» PROBLEM REQUIREMENTS: One line at a time, check the entries below for the word "legend", and copy each line that has it.

» INFORMATION PROVIDED:
=====
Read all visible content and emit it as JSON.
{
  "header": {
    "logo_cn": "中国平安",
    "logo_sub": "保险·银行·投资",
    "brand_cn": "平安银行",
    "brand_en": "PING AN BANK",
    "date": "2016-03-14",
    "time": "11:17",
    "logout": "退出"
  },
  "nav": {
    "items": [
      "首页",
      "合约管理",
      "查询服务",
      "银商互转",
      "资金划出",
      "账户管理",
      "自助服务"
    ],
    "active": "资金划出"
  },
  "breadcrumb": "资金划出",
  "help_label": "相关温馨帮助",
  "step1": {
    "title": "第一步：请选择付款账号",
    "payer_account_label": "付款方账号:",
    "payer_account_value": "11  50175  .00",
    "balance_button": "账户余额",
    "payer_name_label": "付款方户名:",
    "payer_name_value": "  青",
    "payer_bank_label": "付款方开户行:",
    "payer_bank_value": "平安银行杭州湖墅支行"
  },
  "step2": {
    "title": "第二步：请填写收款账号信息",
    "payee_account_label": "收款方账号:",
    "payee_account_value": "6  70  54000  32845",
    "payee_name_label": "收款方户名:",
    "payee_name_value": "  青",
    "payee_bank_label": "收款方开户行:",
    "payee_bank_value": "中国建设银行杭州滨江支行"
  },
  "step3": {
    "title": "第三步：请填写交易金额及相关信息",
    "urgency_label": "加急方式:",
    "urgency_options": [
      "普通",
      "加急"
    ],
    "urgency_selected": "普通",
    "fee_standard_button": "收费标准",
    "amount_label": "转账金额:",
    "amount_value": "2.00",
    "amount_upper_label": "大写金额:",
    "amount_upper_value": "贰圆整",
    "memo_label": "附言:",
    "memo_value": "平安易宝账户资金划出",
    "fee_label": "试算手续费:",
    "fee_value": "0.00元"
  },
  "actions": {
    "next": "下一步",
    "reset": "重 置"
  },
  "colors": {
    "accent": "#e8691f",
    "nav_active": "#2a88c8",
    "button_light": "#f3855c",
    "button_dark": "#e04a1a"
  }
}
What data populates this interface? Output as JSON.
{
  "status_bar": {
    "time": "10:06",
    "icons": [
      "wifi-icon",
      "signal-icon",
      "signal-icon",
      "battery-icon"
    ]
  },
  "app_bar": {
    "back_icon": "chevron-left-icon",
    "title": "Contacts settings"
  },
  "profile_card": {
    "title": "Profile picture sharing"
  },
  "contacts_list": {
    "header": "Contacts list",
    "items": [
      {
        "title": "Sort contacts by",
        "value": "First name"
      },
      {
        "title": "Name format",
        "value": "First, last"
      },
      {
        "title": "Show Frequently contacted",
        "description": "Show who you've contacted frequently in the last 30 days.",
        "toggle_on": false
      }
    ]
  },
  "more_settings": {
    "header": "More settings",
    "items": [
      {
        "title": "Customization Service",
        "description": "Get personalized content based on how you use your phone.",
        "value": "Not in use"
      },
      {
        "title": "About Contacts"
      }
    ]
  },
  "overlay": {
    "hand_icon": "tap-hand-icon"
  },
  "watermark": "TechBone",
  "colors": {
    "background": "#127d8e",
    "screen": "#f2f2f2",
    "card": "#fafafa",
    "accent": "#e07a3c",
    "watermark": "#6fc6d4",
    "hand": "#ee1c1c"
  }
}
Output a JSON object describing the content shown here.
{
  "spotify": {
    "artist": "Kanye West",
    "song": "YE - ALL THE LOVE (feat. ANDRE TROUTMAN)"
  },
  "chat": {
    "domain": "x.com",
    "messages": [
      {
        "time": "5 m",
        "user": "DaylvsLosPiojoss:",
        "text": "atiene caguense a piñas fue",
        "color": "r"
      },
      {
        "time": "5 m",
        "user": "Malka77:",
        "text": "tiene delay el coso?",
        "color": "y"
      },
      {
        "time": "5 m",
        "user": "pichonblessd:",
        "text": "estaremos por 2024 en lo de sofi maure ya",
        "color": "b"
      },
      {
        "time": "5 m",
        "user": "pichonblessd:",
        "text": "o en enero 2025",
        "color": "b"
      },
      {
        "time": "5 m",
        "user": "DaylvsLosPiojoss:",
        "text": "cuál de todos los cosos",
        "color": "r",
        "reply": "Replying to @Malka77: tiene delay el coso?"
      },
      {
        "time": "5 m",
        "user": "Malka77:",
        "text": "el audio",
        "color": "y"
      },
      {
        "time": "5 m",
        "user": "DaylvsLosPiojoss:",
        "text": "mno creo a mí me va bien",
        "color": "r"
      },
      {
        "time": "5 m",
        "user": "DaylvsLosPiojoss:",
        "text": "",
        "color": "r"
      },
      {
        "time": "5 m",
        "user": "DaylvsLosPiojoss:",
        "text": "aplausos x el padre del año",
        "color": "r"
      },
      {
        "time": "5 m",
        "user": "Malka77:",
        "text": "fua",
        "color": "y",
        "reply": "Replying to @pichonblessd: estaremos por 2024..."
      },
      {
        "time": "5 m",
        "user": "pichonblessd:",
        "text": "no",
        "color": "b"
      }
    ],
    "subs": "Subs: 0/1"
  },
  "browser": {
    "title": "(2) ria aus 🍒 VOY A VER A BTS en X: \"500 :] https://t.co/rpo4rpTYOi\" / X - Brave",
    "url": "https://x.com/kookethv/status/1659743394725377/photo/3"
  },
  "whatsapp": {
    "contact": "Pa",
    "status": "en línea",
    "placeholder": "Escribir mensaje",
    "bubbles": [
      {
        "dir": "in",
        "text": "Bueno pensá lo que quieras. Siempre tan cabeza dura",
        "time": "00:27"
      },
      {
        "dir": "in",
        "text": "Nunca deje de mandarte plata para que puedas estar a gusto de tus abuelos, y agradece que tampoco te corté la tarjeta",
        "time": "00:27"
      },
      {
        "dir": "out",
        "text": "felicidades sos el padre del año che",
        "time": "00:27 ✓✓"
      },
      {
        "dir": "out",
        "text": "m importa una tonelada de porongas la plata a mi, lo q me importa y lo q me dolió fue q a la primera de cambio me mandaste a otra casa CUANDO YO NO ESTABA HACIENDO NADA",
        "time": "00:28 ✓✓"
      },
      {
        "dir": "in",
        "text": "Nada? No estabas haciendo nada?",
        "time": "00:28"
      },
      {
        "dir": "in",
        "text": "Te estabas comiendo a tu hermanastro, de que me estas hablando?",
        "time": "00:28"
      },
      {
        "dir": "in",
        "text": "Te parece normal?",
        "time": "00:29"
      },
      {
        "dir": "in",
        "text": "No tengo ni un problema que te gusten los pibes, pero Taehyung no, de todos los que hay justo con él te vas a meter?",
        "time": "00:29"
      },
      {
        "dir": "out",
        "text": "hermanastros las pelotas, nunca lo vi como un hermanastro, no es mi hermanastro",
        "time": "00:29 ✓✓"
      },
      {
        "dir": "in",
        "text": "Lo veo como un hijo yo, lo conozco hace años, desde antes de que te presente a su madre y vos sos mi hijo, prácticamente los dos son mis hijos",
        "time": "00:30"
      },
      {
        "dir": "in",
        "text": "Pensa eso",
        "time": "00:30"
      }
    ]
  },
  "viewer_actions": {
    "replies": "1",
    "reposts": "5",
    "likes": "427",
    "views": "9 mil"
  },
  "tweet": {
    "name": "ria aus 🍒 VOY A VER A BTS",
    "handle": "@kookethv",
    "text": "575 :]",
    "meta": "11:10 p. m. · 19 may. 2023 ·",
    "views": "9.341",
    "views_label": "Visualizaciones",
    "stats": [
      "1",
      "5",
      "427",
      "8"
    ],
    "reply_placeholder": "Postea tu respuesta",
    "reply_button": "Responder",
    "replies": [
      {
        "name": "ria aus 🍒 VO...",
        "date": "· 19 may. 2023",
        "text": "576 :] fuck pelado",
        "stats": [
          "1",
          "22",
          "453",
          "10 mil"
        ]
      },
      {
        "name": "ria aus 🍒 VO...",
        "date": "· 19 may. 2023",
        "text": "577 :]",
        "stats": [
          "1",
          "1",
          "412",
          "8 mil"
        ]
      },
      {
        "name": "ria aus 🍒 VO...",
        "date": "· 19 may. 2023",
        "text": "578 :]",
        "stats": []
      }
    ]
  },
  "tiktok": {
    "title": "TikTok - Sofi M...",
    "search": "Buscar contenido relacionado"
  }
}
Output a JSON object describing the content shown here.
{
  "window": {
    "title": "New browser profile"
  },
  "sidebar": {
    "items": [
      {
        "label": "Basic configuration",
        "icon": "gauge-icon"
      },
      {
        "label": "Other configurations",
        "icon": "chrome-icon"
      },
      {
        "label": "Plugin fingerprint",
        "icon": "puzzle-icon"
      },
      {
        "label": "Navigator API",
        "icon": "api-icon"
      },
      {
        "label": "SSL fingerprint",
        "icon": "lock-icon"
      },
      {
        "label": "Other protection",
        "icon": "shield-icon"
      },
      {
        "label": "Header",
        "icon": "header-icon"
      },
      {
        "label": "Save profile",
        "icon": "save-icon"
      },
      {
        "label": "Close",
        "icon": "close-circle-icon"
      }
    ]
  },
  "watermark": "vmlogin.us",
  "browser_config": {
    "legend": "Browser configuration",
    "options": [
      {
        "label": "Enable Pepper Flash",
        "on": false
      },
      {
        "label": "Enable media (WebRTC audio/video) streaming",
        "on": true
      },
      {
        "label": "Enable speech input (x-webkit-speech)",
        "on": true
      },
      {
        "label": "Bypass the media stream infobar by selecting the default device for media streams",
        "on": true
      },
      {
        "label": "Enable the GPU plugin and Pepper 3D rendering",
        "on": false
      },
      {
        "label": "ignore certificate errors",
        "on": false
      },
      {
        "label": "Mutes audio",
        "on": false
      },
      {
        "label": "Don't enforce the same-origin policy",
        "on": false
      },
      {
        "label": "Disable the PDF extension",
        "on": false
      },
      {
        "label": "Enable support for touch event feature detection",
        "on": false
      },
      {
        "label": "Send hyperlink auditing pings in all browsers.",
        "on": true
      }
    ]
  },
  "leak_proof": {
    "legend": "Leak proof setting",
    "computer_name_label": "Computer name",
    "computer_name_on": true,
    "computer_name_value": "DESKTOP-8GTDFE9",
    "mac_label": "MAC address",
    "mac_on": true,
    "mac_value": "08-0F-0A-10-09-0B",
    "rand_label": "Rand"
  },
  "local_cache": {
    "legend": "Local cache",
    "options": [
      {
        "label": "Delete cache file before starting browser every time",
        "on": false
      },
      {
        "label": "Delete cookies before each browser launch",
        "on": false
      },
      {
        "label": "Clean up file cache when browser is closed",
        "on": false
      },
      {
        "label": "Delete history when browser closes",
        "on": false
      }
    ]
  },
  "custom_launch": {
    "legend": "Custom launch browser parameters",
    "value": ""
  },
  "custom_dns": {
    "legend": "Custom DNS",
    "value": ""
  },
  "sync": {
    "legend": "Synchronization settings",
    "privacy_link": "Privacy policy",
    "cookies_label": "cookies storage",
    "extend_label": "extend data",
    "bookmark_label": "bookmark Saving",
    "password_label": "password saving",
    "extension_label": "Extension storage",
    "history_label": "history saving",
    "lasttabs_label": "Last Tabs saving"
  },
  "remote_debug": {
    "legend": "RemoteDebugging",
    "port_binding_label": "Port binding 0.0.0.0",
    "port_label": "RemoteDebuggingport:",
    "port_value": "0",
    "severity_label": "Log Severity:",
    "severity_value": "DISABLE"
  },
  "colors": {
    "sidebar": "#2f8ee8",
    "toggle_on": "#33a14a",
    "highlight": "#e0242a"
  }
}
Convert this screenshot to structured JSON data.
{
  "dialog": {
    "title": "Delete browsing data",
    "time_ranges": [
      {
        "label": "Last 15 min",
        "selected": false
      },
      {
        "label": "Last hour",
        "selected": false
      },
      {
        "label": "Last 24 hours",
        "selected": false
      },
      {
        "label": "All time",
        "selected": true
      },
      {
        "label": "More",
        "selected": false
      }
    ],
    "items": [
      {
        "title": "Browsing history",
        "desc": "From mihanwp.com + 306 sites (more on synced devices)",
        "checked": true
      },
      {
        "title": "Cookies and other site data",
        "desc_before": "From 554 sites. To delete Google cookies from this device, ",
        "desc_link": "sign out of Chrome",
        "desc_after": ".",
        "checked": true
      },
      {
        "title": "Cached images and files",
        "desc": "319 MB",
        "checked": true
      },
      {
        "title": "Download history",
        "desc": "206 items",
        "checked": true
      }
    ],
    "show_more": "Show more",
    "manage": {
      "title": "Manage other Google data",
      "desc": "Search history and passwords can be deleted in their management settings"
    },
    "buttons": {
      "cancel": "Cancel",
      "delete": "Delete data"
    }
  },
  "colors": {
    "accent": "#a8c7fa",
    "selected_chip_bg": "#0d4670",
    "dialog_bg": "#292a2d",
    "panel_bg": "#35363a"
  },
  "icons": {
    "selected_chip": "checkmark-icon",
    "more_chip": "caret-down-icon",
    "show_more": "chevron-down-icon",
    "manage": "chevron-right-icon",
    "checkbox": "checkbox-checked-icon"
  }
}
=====
» SOLUTION BELOW:
    "legend": "Browser configuration",
    "legend": "Leak proof setting",
    "legend": "Local cache",
    "legend": "Custom launch browser parameters",
    "legend": "Custom DNS",
    "legend": "Synchronization settings",
    "legend": "RemoteDebugging",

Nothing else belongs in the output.